REQUIRED WORK:
Top to bottom, output the entries that follow exactly.

DATA:
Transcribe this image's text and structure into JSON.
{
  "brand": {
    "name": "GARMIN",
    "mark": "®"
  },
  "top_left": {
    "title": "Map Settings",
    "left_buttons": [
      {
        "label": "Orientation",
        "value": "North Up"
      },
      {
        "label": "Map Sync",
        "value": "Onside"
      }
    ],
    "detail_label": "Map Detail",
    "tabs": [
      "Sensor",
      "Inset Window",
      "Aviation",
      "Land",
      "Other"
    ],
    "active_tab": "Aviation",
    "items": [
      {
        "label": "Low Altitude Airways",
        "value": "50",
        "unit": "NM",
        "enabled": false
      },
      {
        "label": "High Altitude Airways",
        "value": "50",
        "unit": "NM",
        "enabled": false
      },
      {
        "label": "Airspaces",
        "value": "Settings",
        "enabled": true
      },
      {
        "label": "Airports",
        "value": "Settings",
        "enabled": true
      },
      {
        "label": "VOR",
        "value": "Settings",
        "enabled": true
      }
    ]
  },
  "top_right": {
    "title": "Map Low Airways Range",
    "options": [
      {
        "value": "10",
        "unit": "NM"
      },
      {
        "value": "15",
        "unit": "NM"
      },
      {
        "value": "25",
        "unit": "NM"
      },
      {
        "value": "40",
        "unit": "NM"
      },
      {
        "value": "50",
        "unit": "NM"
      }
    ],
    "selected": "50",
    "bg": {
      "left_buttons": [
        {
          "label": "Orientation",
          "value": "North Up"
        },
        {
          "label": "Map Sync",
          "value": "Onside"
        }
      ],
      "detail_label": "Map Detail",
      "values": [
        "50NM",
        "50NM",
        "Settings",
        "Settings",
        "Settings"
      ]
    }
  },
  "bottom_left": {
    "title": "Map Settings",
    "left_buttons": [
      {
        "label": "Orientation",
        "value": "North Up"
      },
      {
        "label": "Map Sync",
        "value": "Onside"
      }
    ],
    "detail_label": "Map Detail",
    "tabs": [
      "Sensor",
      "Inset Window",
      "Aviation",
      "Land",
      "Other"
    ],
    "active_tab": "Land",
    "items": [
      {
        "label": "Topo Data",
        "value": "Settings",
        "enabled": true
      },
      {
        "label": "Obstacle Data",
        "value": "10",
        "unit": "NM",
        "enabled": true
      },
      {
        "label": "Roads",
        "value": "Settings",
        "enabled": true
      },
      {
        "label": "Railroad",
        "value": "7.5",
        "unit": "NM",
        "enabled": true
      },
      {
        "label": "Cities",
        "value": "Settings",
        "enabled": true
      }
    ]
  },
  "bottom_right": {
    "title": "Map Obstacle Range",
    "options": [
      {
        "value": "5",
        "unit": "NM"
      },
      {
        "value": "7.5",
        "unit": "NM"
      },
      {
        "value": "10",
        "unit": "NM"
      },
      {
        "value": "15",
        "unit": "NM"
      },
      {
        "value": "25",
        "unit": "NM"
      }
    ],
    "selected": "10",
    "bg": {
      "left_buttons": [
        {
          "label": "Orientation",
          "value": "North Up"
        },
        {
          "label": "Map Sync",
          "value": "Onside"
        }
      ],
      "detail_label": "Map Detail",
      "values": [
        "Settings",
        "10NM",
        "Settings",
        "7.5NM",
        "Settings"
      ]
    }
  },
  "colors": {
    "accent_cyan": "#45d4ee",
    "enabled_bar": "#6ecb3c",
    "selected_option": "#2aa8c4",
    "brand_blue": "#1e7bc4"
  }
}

EXPECTED OUTPUT:
Transcribe this image's text and structure into JSON.
{
  "brand": {
    "name": "GARMIN",
    "mark": "®"
  },
  "top_left": {
    "title": "Map Settings",
    "left_buttons": [
      {
        "label": "Orientation",
        "value": "North Up"
      },
      {
        "label": "Map Sync",
        "value": "Onside"
      }
    ],
    "detail_label": "Map Detail",
    "tabs": [
      "Sensor",
      "Inset Window",
      "Aviation",
      "Land",
      "Other"
    ],
    "active_tab": "Aviation",
    "items": [
      {
        "label": "Low Altitude Airways",
        "value": "50",
        "unit": "NM",
        "enabled": false
      },
      {
        "label": "High Altitude Airways",
        "value": "50",
        "unit": "NM",
        "enabled": false
      },
      {
        "label": "Airspaces",
        "value": "Settings",
        "enabled": true
      },
      {
        "label": "Airports",
        "value": "Settings",
        "enabled": true
      },
      {
        "label": "VOR",
        "value": "Settings",
        "enabled": true
      }
    ]
  },
  "top_right": {
    "title": "Map Low Airways Range",
    "options": [
      {
        "value": "10",
        "unit": "NM"
      },
      {
        "value": "15",
        "unit": "NM"
      },
      {
        "value": "25",
        "unit": "NM"
      },
      {
        "value": "40",
        "unit": "NM"
      },
      {
        "value": "50",
        "unit": "NM"
      }
    ],
    "selected": "50",
    "bg": {
      "left_buttons": [
        {
          "label": "Orientation",
          "value": "North Up"
        },
        {
          "label": "Map Sync",
          "value": "Onside"
        }
      ],
      "detail_label": "Map Detail",
      "values": [
        "50NM",
        "50NM",
        "Settings",
        "Settings",
        "Settings"
      ]
    }
  },
  "bottom_left": {
    "title": "Map Settings",
    "left_buttons": [
      {
        "label": "Orientation",
        "value": "North Up"
      },
      {
        "label": "Map Sync",
        "value": "Onside"
      }
    ],
    "detail_label": "Map Detail",
    "tabs": [
      "Sensor",
      "Inset Window",
      "Aviation",
      "Land",
      "Other"
    ],
    "active_tab": "Land",
    "items": [
      {
        "label": "Topo Data",
        "value": "Settings",
        "enabled": true
      },
      {
        "label": "Obstacle Data",
        "value": "10",
        "unit": "NM",
        "enabled": true
      },
      {
        "label": "Roads",
        "value": "Settings",
        "enabled": true
      },
      {
        "label": "Railroad",
        "value": "7.5",
        "unit": "NM",
        "enabled": true
      },
      {
        "label": "Cities",
        "value": "Settings",
        "enabled": true
      }
    ]
  },
  "bottom_right": {
    "title": "Map Obstacle Range",
    "options": [
      {
        "value": "5",
        "unit": "NM"
      },
      {
        "value": "7.5",
        "unit": "NM"
      },
      {
        "value": "10",
        "unit": "NM"
      },
      {
        "value": "15",
        "unit": "NM"
      },
      {
        "value": "25",
        "unit": "NM"
      }
    ],
    "selected": "10",
    "bg": {
      "left_buttons": [
        {
          "label": "Orientation",
          "value": "North Up"
        },
        {
          "label": "Map Sync",
          "value": "Onside"
        }
      ],
      "detail_label": "Map Detail",
      "values": [
        "Settings",
        "10NM",
        "Settings",
        "7.5NM",
        "Settings"
      ]
    }
  },
  "colors": {
    "accent_cyan": "#45d4ee",
    "enabled_bar": "#6ecb3c",
    "selected_option": "#2aa8c4",
    "brand_blue": "#1e7bc4"
  }
}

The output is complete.